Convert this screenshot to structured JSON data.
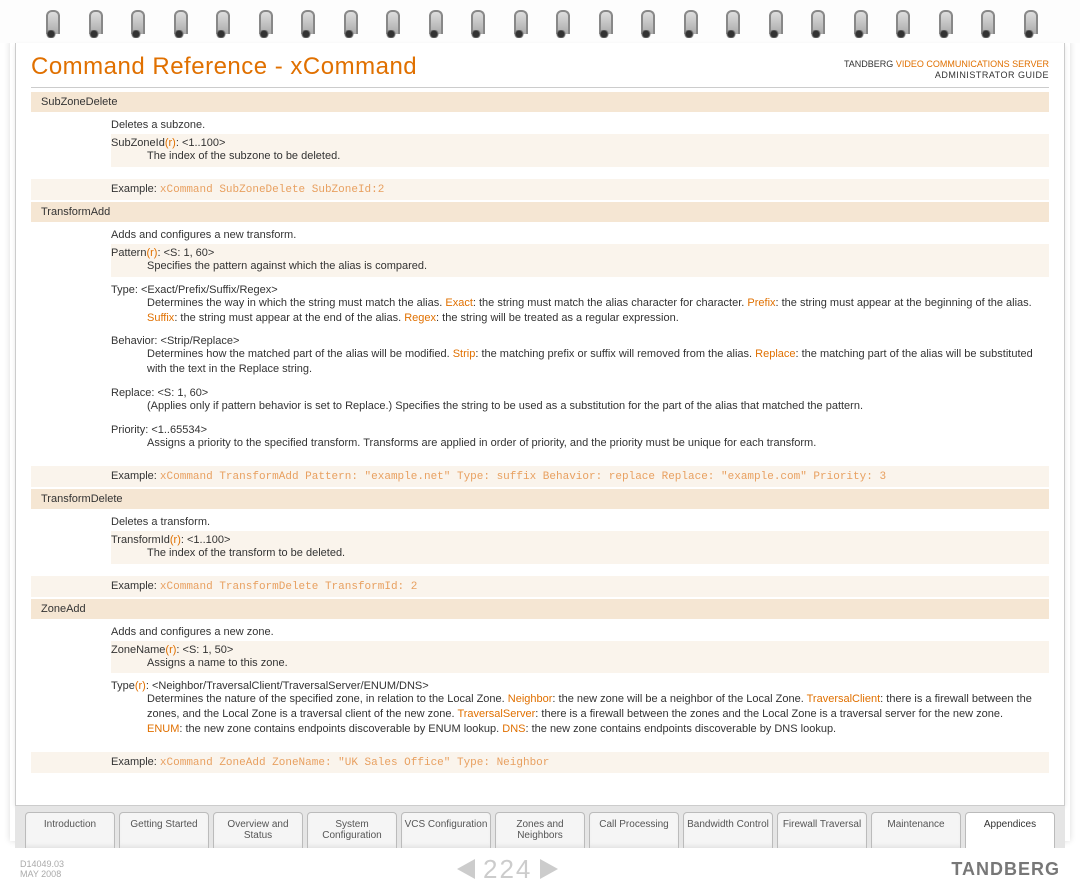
{
  "header": {
    "title": "Command Reference - xCommand",
    "brand_company": "TANDBERG",
    "brand_product": "VIDEO COMMUNICATIONS SERVER",
    "brand_subtitle": "ADMINISTRATOR GUIDE"
  },
  "commands": {
    "subzonedelete": {
      "name": "SubZoneDelete",
      "desc": "Deletes a subzone.",
      "p1_name": "SubZoneId",
      "p1_req": "(r)",
      "p1_range": ": <1..100>",
      "p1_detail": "The index of the subzone to be deleted.",
      "example_label": "Example:",
      "example_code": "xCommand SubZoneDelete SubZoneId:2"
    },
    "transformadd": {
      "name": "TransformAdd",
      "desc": "Adds and configures a new transform.",
      "p1_name": "Pattern",
      "p1_req": "(r)",
      "p1_range": ": <S: 1, 60>",
      "p1_detail": "Specifies the pattern against which the alias is compared.",
      "p2_name": "Type: <Exact/Prefix/Suffix/Regex>",
      "p2_detail_a": "Determines the way in which the string must match the alias. ",
      "p2_exact": "Exact",
      "p2_detail_b": ": the string must match the alias character for character. ",
      "p2_prefix": "Prefix",
      "p2_detail_c": ": the string must appear at the beginning of the alias. ",
      "p2_suffix": "Suffix",
      "p2_detail_d": ": the string must appear at the end of the alias. ",
      "p2_regex": "Regex",
      "p2_detail_e": ": the string will be treated as a regular expression.",
      "p3_name": "Behavior: <Strip/Replace>",
      "p3_detail_a": "Determines how the matched part of the alias will be modified. ",
      "p3_strip": "Strip",
      "p3_detail_b": ": the matching prefix or suffix will removed from the alias. ",
      "p3_replace": "Replace",
      "p3_detail_c": ": the matching part of the alias will be substituted with the text in the Replace string.",
      "p4_name": "Replace: <S: 1, 60>",
      "p4_detail": "(Applies only if pattern behavior is set to Replace.) Specifies the string to be used as a substitution for the part of the alias that matched the pattern.",
      "p5_name": "Priority: <1..65534>",
      "p5_detail": "Assigns a priority to the specified transform. Transforms are applied in order of priority, and the priority must be unique for each transform.",
      "example_label": "Example:",
      "example_code": "xCommand TransformAdd Pattern: \"example.net\" Type: suffix Behavior: replace Replace: \"example.com\" Priority: 3"
    },
    "transformdelete": {
      "name": "TransformDelete",
      "desc": "Deletes a transform.",
      "p1_name": "TransformId",
      "p1_req": "(r)",
      "p1_range": ": <1..100>",
      "p1_detail": "The index of the transform to be deleted.",
      "example_label": "Example:",
      "example_code": "xCommand TransformDelete TransformId: 2"
    },
    "zoneadd": {
      "name": "ZoneAdd",
      "desc": "Adds and configures a new zone.",
      "p1_name": "ZoneName",
      "p1_req": "(r)",
      "p1_range": ": <S: 1, 50>",
      "p1_detail": "Assigns a name to this zone.",
      "p2_name": "Type",
      "p2_req": "(r)",
      "p2_range": ": <Neighbor/TraversalClient/TraversalServer/ENUM/DNS>",
      "p2_detail_a": "Determines the nature of the specified zone, in relation to the Local Zone. ",
      "p2_neighbor": "Neighbor",
      "p2_detail_b": ": the new zone will be a neighbor of the Local Zone. ",
      "p2_travclient": "TraversalClient",
      "p2_detail_c": ": there is a firewall between the zones, and the Local Zone is a traversal client of the new zone. ",
      "p2_travserver": "TraversalServer",
      "p2_detail_d": ": there is a firewall between the zones and the Local Zone is a traversal server for the new zone. ",
      "p2_enum": "ENUM",
      "p2_detail_e": ": the new zone contains endpoints discoverable by ENUM lookup. ",
      "p2_dns": "DNS",
      "p2_detail_f": ": the new zone contains endpoints discoverable by DNS lookup.",
      "example_label": "Example:",
      "example_code": "xCommand ZoneAdd ZoneName: \"UK Sales Office\" Type: Neighbor"
    }
  },
  "tabs": [
    "Introduction",
    "Getting Started",
    "Overview and Status",
    "System Configuration",
    "VCS Configuration",
    "Zones and Neighbors",
    "Call Processing",
    "Bandwidth Control",
    "Firewall Traversal",
    "Maintenance",
    "Appendices"
  ],
  "footer": {
    "doc_id": "D14049.03",
    "doc_date": "MAY 2008",
    "page": "224",
    "logo": "TANDBERG"
  }
}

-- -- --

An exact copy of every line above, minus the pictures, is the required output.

Convert this screenshot to structured JSON data.
{
  "header": {
    "title": "Command Reference - xCommand",
    "brand_company": "TANDBERG",
    "brand_product": "VIDEO COMMUNICATIONS SERVER",
    "brand_subtitle": "ADMINISTRATOR GUIDE"
  },
  "commands": {
    "subzonedelete": {
      "name": "SubZoneDelete",
      "desc": "Deletes a subzone.",
      "p1_name": "SubZoneId",
      "p1_req": "(r)",
      "p1_range": ": <1..100>",
      "p1_detail": "The index of the subzone to be deleted.",
      "example_label": "Example:",
      "example_code": "xCommand SubZoneDelete SubZoneId:2"
    },
    "transformadd": {
      "name": "TransformAdd",
      "desc": "Adds and configures a new transform.",
      "p1_name": "Pattern",
      "p1_req": "(r)",
      "p1_range": ": <S: 1, 60>",
      "p1_detail": "Specifies the pattern against which the alias is compared.",
      "p2_name": "Type: <Exact/Prefix/Suffix/Regex>",
      "p2_detail_a": "Determines the way in which the string must match the alias. ",
      "p2_exact": "Exact",
      "p2_detail_b": ": the string must match the alias character for character. ",
      "p2_prefix": "Prefix",
      "p2_detail_c": ": the string must appear at the beginning of the alias. ",
      "p2_suffix": "Suffix",
      "p2_detail_d": ": the string must appear at the end of the alias. ",
      "p2_regex": "Regex",
      "p2_detail_e": ": the string will be treated as a regular expression.",
      "p3_name": "Behavior: <Strip/Replace>",
      "p3_detail_a": "Determines how the matched part of the alias will be modified. ",
      "p3_strip": "Strip",
      "p3_detail_b": ": the matching prefix or suffix will removed from the alias. ",
      "p3_replace": "Replace",
      "p3_detail_c": ": the matching part of the alias will be substituted with the text in the Replace string.",
      "p4_name": "Replace: <S: 1, 60>",
      "p4_detail": "(Applies only if pattern behavior is set to Replace.) Specifies the string to be used as a substitution for the part of the alias that matched the pattern.",
      "p5_name": "Priority: <1..65534>",
      "p5_detail": "Assigns a priority to the specified transform. Transforms are applied in order of priority, and the priority must be unique for each transform.",
      "example_label": "Example:",
      "example_code": "xCommand TransformAdd Pattern: \"example.net\" Type: suffix Behavior: replace Replace: \"example.com\" Priority: 3"
    },
    "transformdelete": {
      "name": "TransformDelete",
      "desc": "Deletes a transform.",
      "p1_name": "TransformId",
      "p1_req": "(r)",
      "p1_range": ": <1..100>",
      "p1_detail": "The index of the transform to be deleted.",
      "example_label": "Example:",
      "example_code": "xCommand TransformDelete TransformId: 2"
    },
    "zoneadd": {
      "name": "ZoneAdd",
      "desc": "Adds and configures a new zone.",
      "p1_name": "ZoneName",
      "p1_req": "(r)",
      "p1_range": ": <S: 1, 50>",
      "p1_detail": "Assigns a name to this zone.",
      "p2_name": "Type",
      "p2_req": "(r)",
      "p2_range": ": <Neighbor/TraversalClient/TraversalServer/ENUM/DNS>",
      "p2_detail_a": "Determines the nature of the specified zone, in relation to the Local Zone. ",
      "p2_neighbor": "Neighbor",
      "p2_detail_b": ": the new zone will be a neighbor of the Local Zone. ",
      "p2_travclient": "TraversalClient",
      "p2_detail_c": ": there is a firewall between the zones, and the Local Zone is a traversal client of the new zone. ",
      "p2_travserver": "TraversalServer",
      "p2_detail_d": ": there is a firewall between the zones and the Local Zone is a traversal server for the new zone. ",
      "p2_enum": "ENUM",
      "p2_detail_e": ": the new zone contains endpoints discoverable by ENUM lookup. ",
      "p2_dns": "DNS",
      "p2_detail_f": ": the new zone contains endpoints discoverable by DNS lookup.",
      "example_label": "Example:",
      "example_code": "xCommand ZoneAdd ZoneName: \"UK Sales Office\" Type: Neighbor"
    }
  },
  "tabs": [
    "Introduction",
    "Getting Started",
    "Overview and Status",
    "System Configuration",
    "VCS Configuration",
    "Zones and Neighbors",
    "Call Processing",
    "Bandwidth Control",
    "Firewall Traversal",
    "Maintenance",
    "Appendices"
  ],
  "footer": {
    "doc_id": "D14049.03",
    "doc_date": "MAY 2008",
    "page": "224",
    "logo": "TANDBERG"
  }
}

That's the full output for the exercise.